          Select, from multiple choices, the order of ideas, facts, events (e.g., what happened first, next, last; the order in which ideas or facts were introduced).


Behavioral objectives:

  1. The third grade students will write a complete sentence on one of the sequences of events in the story.

2.        The third grade students will work with their classmates to discover the sequence of events by putting their illustrations and sentences in order on the class timeline.

3.        The third grade student will write journal entries about how finding the sequence in a story helps increase their understanding of the story. 




The class is made up of 28 students.  There are 15 male and 13 female students in the class.  There are two ADHD students and four students have a learning disability with reading.  There are two students who are English Language Learners.  There are also two students that are gifted.  The classroom is arranged in group seating, there are seven groups of four students.  To help the ADHD students and the students with learning disabilities, the teacher will move around the classroom, the teacher will pace the lesson to help them comprehend what is being taught, and the teacher will use multiple modes of teaching by using visuals, handouts, and telling the students what needs to be done.  To assess for prior knowledge of students the teacher will have a running record of the students reading and writing ability. 



The classroom rules were created by the students and the teacher at the beginning of the year.  The rules are: respect others, listen and follow directions, use kind words/actions/ and manners, hands/feet/objects to self, use appropriate voice level.  To manage the classroom the teacher will monitor the whole class.  The teacher will be consistent with rules.  The teacher will keep interventions brief, clear, and firm.  The teacher will also use statements that preserve student’s dignity.  There is a star system in place for rewards for good behavior.   This lesson does not use technology.  Family involvement is not needed to complete this lesson.   




The teacher will have the students’ think of their favorite food and have them picture it in their mind.  Then the teacher will ask the students what skill picturing something in their mind is and how that can help them to better understand their reading.  Then the teacher will tell the students “today we will be learning about how sequences help books make more sense.”  After that the teacher starts reading Matilda by Roald Dahl, which is their class book.  The teacher should open up the chapter that they are reading read the first paragraph, then read a paragraph from the middle of the chapter, then go back to the beginning, and then from towards the end of the chapter.  Next the teacher will ask the students to Think, Pair, and Share why we would not want to read a story like that.  Then the teacher will read the chapter from beginning to end stopping to ask questions, like “What did we just find out?”, “What do you think will happen next?”, and “Should I skip the next few paragraphs and come back to them later?”    


Understanding the sequence of a book helps the students comprehend what they are reading.  Comprehension helps students become successful, independent readers.
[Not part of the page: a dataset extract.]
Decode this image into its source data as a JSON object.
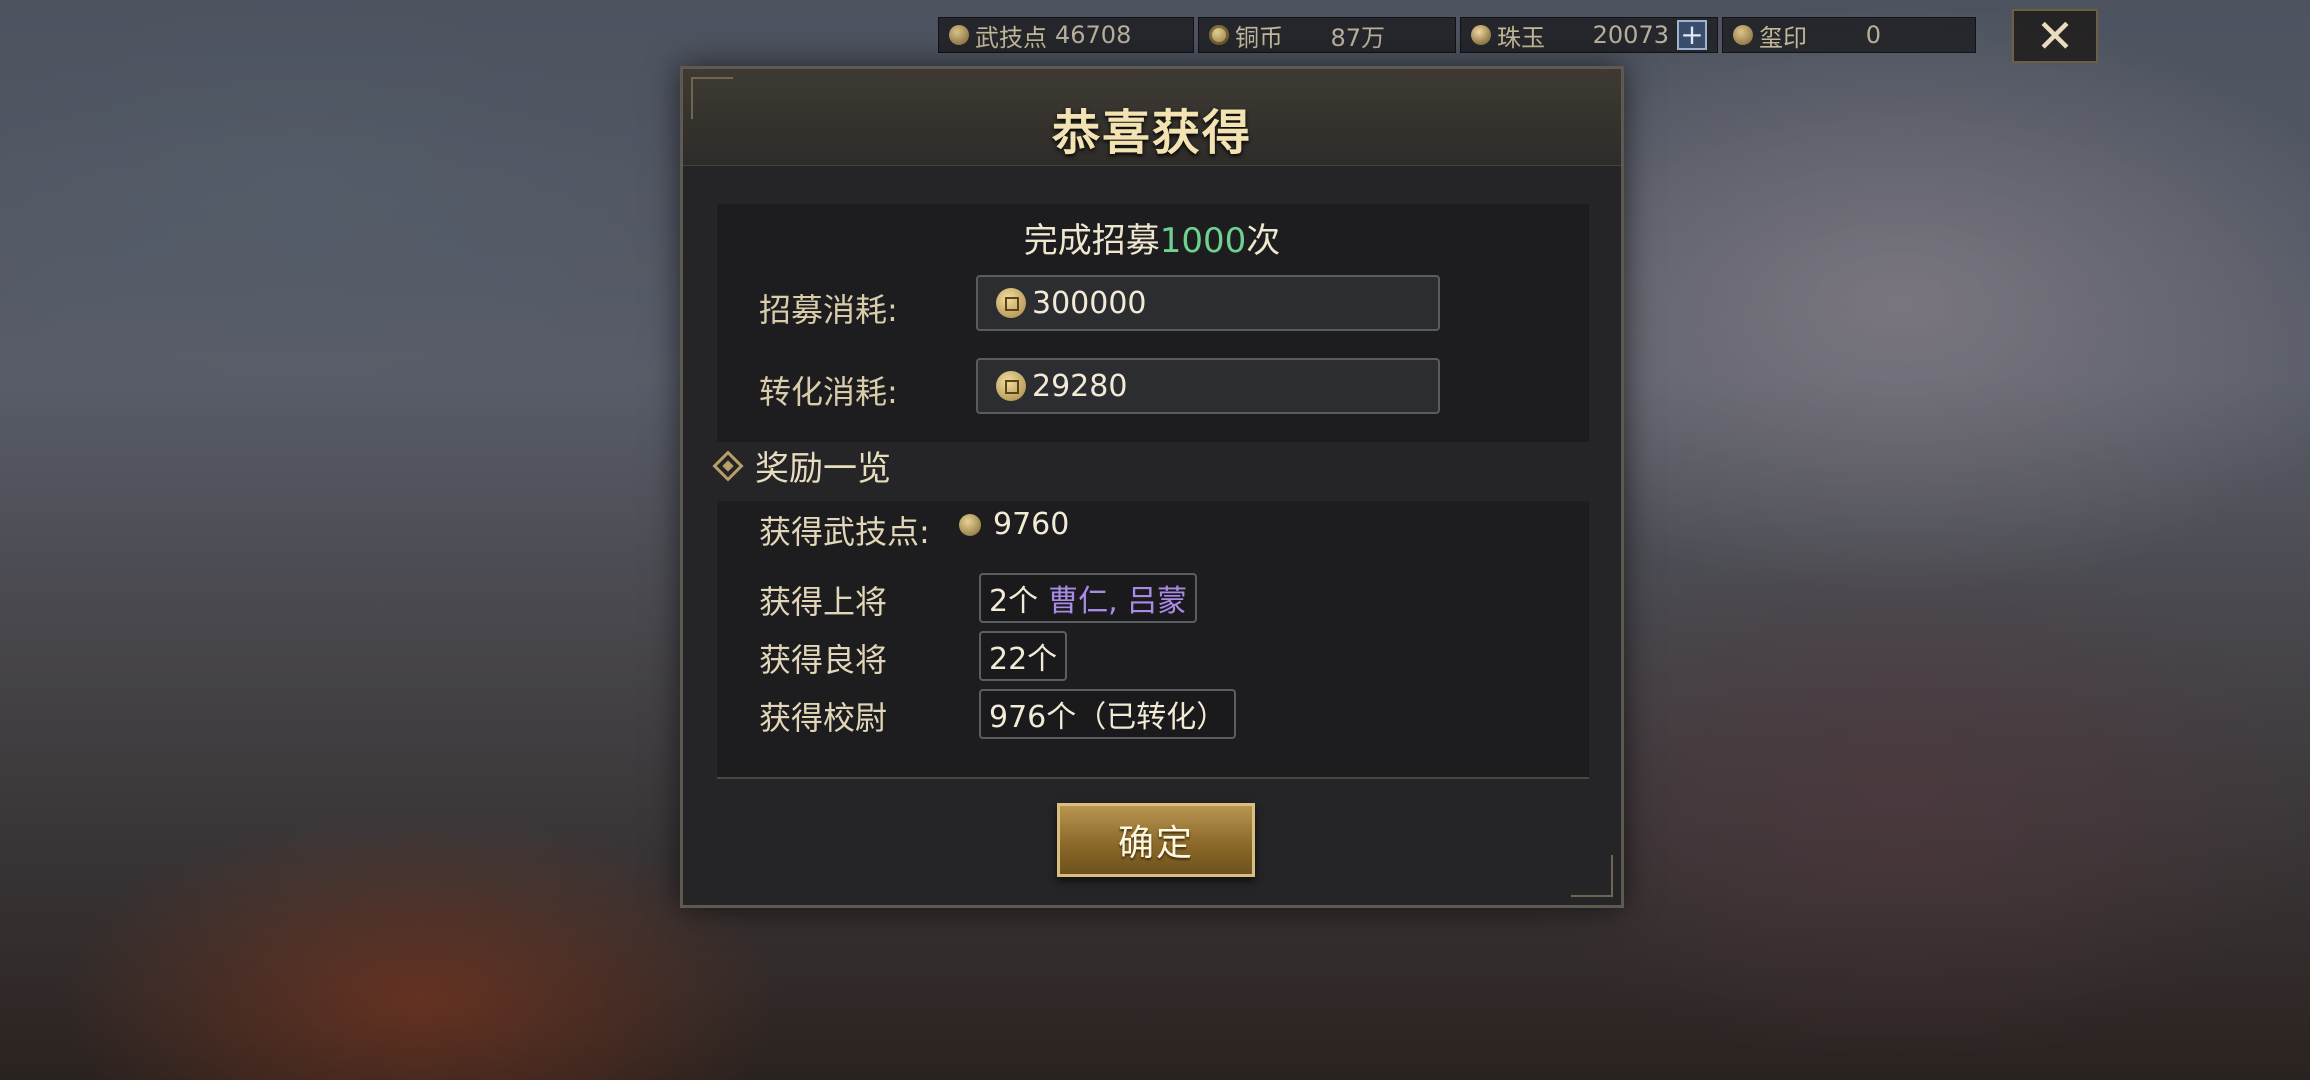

Strategic reading allows students to monitor their own thinking and make connections between texts and their own experiences.

Enter supporting content here